Three of the most popular articles this week on HRinfodesk deal with an excessive termination for a safety violation; an harassment complaint based on the prohibited ground of gender and how human resource issues can be challenging for volunteer boards of not-for-profit.
A recent private member’s bill introduced by a Liberal MPP in the Ontario legislature would add “genetic characteristics” as a prohibited ground of discrimination to the Ontario Human Rights Code. As currently drafted, “genetic characteristics” would be defined as “genetic traits of an individual, including traits that may cause or increase the risk to develop a disorder or disease”.
Arbitrator Deborah Leighton has made history in her recent decision on remedy in OPSEU (Ranger) v. Ontario (Ministry of Corrections) 2013 CanLii 50479, which was released this past July 2013 by awarding more than $100,000 in damages for breach of the Ontario Human Rights Code and the applicable collective agreement for discrimination, harassment and poisoned work environment.

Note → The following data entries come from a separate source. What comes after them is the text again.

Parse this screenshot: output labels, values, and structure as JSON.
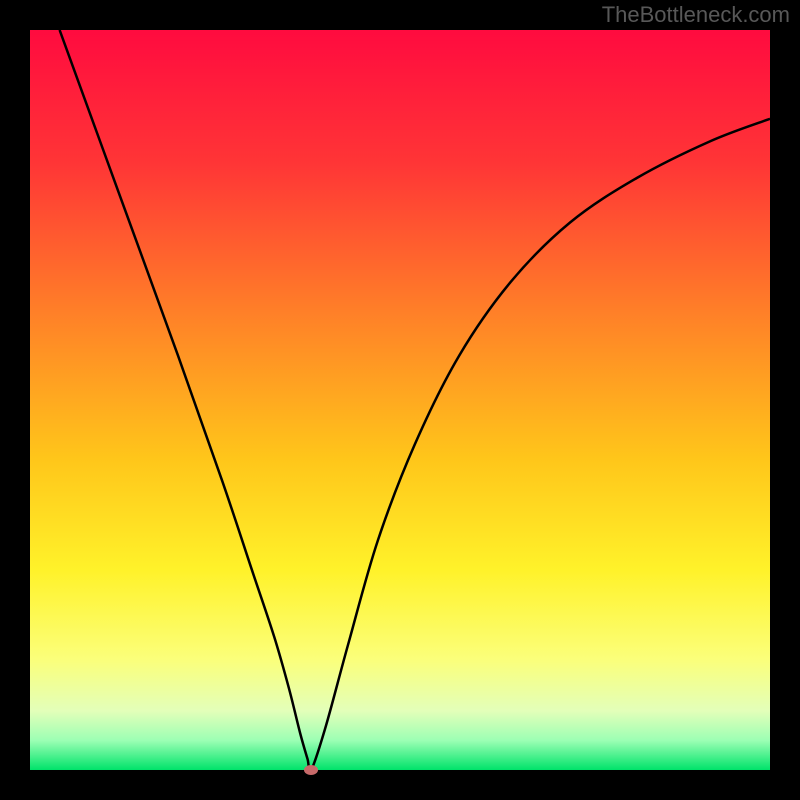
{
  "watermark": "TheBottleneck.com",
  "chart_data": {
    "type": "line",
    "title": "",
    "xlabel": "",
    "ylabel": "",
    "xlim": [
      0,
      100
    ],
    "ylim": [
      0,
      100
    ],
    "series": [
      {
        "name": "bottleneck-curve",
        "x": [
          4,
          12,
          20,
          26,
          30,
          33,
          35,
          36.5,
          37.5,
          38,
          40,
          43,
          47,
          52,
          58,
          65,
          73,
          82,
          92,
          100
        ],
        "values": [
          100,
          78,
          56,
          39,
          27,
          18,
          11,
          5,
          1.5,
          0,
          6,
          17,
          31,
          44,
          56,
          66,
          74,
          80,
          85,
          88
        ]
      }
    ],
    "minimum_marker": {
      "x": 38,
      "y": 0
    },
    "background_gradient": {
      "stops": [
        {
          "pos": 0.0,
          "color": "#ff0b3f"
        },
        {
          "pos": 0.18,
          "color": "#ff3536"
        },
        {
          "pos": 0.38,
          "color": "#ff7f28"
        },
        {
          "pos": 0.58,
          "color": "#ffc61a"
        },
        {
          "pos": 0.73,
          "color": "#fff22a"
        },
        {
          "pos": 0.85,
          "color": "#fbff7a"
        },
        {
          "pos": 0.92,
          "color": "#e3ffb9"
        },
        {
          "pos": 0.96,
          "color": "#9cffb4"
        },
        {
          "pos": 1.0,
          "color": "#00e36a"
        }
      ]
    }
  }
}
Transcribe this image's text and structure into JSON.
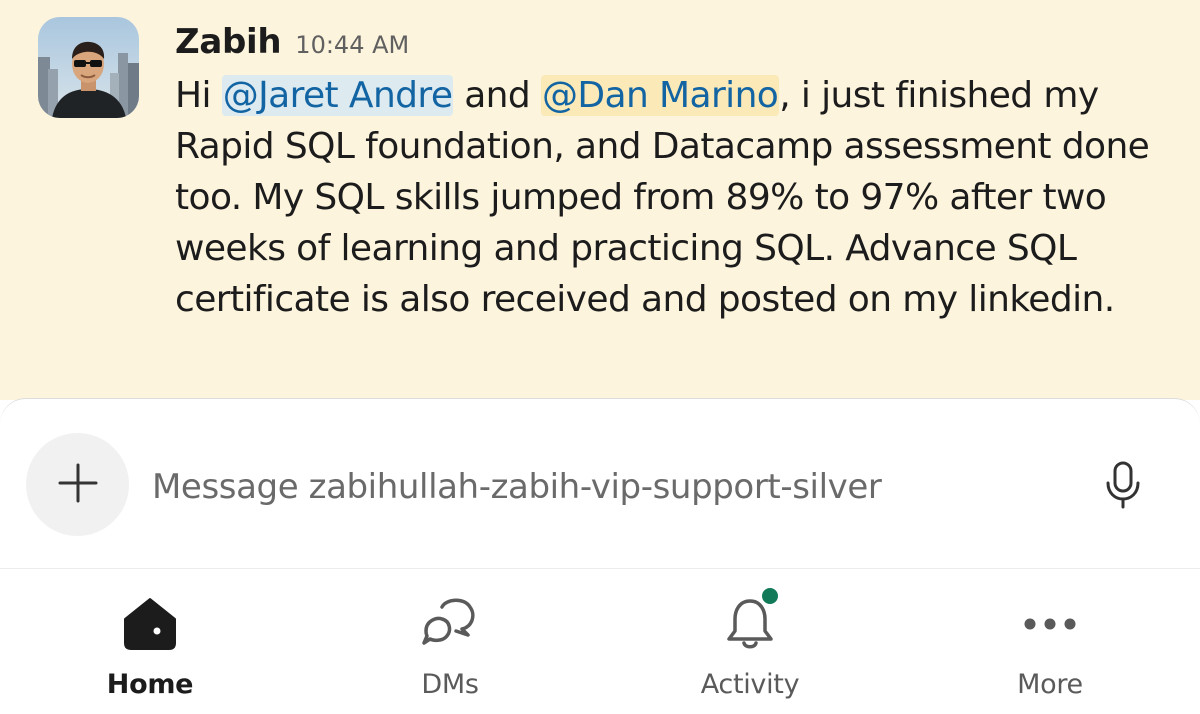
{
  "message": {
    "author": "Zabih",
    "timestamp": "10:44 AM",
    "text_before": "Hi ",
    "mention_1": "@Jaret Andre",
    "text_middle": " and ",
    "mention_2": "@Dan Marino",
    "text_after": ", i just finished my Rapid SQL foundation, and Datacamp assessment done too. My SQL skills jumped from 89% to 97% after two weeks of learning and practicing SQL. Advance SQL certificate is also received and posted on my linkedin."
  },
  "composer": {
    "placeholder": "Message zabihullah-zabih-vip-support-silver",
    "add_icon": "plus-icon",
    "mic_icon": "microphone-icon"
  },
  "tabbar": {
    "tabs": [
      {
        "label": "Home",
        "icon": "home-icon",
        "active": true
      },
      {
        "label": "DMs",
        "icon": "dms-icon",
        "active": false
      },
      {
        "label": "Activity",
        "icon": "bell-icon",
        "active": false,
        "badge": true
      },
      {
        "label": "More",
        "icon": "more-icon",
        "active": false
      }
    ]
  },
  "colors": {
    "message_highlight_bg": "#fcf4dc",
    "mention_text": "#1264a3",
    "activity_badge": "#127a59"
  }
}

The three most viewed articles on HRinfodesk this week deal with Ontario’s increase to the employer health tax exemption and how the province is interpreting employment relationships in relation to the tax and the how a discriminatory dismissal decision was overturned by the Divisional Court.
The three most viewed articles on HRinfodesk this week deal with the 2014 compensation forecast, when a poisoned work environment becomes a constructive dismissal, and the difference between sexual harassment and harassment.

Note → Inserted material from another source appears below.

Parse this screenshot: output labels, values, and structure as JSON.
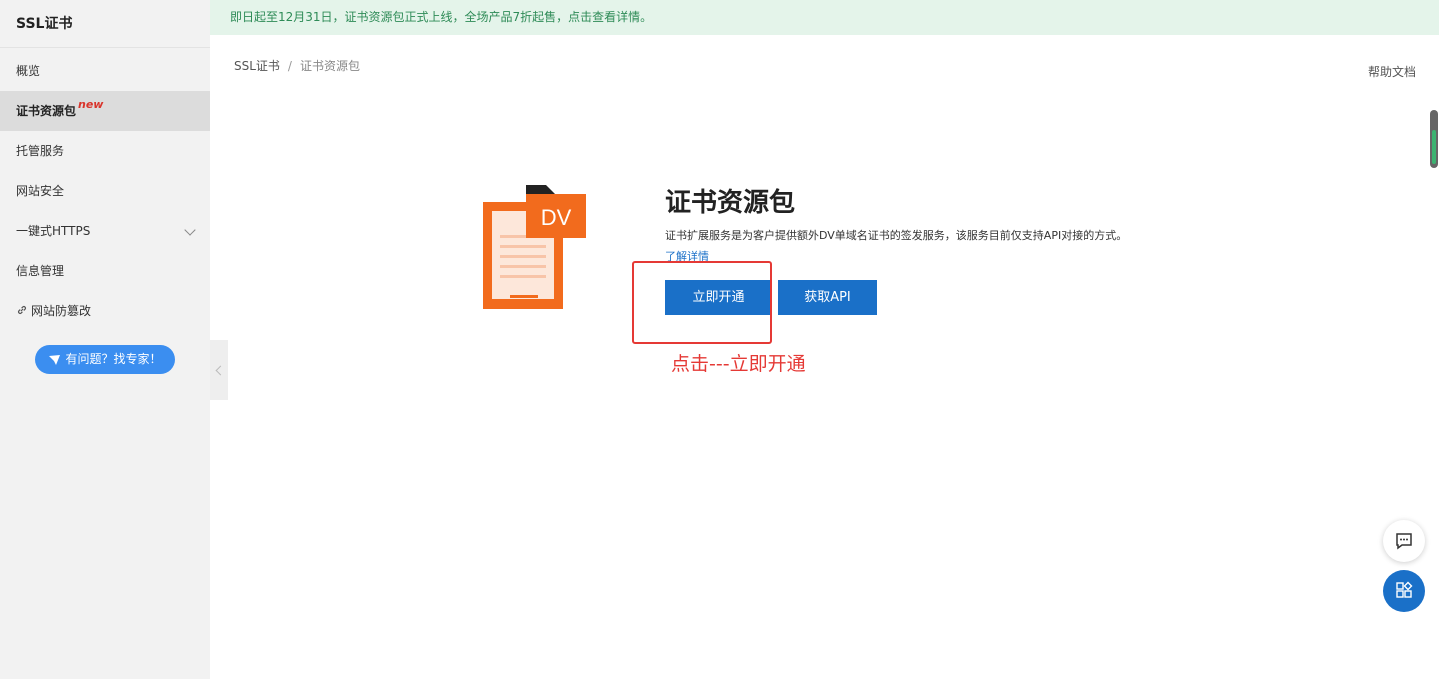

British Columbia Court of Appeal concludes employee’s conduct in workplace interpersonal conflict justified just cause for termination

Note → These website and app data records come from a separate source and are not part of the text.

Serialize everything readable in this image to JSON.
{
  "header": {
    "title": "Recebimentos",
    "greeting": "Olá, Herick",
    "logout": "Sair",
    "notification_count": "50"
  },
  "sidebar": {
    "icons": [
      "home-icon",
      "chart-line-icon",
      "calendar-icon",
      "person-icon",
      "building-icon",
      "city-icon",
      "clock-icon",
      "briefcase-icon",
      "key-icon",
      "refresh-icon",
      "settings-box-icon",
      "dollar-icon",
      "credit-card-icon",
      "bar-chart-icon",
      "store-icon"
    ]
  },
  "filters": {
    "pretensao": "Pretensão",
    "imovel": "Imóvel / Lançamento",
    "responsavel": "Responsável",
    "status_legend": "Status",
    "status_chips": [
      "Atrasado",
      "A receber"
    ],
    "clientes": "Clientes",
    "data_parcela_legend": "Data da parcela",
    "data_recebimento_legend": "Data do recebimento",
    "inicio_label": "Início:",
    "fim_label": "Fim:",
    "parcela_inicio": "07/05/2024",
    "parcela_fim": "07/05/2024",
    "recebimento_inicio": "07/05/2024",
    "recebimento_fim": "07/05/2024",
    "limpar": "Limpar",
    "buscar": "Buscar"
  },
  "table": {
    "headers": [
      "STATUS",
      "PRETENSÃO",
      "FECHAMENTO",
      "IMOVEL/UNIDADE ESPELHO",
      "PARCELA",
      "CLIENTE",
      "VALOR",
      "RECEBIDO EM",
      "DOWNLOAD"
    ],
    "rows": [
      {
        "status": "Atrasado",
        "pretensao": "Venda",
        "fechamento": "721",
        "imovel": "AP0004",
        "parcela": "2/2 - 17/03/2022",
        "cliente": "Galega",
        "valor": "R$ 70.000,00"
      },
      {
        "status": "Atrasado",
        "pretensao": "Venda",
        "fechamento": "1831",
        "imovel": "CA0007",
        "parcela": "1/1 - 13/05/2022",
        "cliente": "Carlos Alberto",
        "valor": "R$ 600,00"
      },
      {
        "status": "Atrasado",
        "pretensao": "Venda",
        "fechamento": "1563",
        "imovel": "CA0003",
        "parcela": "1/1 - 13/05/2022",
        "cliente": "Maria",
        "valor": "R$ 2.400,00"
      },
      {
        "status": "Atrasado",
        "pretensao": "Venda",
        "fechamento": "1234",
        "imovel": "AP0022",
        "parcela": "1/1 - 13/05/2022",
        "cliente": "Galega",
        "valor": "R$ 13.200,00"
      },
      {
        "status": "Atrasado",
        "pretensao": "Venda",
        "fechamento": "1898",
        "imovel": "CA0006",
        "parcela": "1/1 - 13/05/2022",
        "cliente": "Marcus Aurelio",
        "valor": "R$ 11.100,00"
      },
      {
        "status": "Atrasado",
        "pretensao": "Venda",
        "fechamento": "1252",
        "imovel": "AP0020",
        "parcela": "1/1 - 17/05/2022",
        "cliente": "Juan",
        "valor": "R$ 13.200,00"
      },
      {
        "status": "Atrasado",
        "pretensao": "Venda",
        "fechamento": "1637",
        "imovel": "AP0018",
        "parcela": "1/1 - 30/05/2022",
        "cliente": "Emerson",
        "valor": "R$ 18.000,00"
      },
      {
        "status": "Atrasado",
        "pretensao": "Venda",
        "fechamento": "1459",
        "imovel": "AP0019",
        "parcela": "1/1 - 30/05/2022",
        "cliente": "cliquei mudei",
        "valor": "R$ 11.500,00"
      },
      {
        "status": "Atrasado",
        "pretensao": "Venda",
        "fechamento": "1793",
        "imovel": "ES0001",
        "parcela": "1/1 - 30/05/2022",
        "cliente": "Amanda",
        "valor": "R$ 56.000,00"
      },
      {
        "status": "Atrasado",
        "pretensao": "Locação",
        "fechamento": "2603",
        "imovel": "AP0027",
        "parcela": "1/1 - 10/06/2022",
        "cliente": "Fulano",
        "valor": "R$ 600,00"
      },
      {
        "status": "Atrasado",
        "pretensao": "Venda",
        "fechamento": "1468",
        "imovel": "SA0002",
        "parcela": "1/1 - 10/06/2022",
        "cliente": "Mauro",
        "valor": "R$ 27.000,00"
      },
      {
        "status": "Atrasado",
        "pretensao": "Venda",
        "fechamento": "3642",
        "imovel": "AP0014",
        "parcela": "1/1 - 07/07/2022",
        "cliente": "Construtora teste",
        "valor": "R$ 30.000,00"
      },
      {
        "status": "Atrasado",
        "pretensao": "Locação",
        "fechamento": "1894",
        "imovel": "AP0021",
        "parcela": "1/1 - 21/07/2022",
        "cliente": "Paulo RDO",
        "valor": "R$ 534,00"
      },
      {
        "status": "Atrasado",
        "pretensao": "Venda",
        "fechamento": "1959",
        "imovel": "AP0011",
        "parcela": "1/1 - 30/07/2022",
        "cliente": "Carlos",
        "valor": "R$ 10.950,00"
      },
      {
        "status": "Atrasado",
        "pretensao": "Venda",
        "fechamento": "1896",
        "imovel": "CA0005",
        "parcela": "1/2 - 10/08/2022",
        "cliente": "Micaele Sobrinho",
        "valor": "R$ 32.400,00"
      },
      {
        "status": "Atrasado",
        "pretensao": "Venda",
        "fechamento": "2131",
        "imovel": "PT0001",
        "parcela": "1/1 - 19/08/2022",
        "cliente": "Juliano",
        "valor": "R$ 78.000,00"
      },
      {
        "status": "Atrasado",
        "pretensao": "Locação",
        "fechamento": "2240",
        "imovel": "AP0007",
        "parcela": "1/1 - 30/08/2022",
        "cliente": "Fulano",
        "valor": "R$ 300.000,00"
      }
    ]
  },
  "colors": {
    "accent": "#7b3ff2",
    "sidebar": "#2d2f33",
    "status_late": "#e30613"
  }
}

Workplace personality conflicts are becoming all too common in the Canadian workplace given the heightened sensitivity to workplace harassment. With growing frequency, employees are raising concerns about how they are treated by senior management. However, what happens if an employee crosses the line between a legitimate concern to undermining the very essence of the employment relationship?
The Ontario Labour Relations Board (OLRB) recently cautioned individuals not to make serious allegations of religious discrimination and harassment if they don’t have the proof or the evidence to back up the allegations. In The Brick Warehouse LP v. Awan (2012) CanLii 63787, the OLRB varied an Order to Pay issued by an Employment Standards Officer under the Employment Standards Act, for termination amounts owing.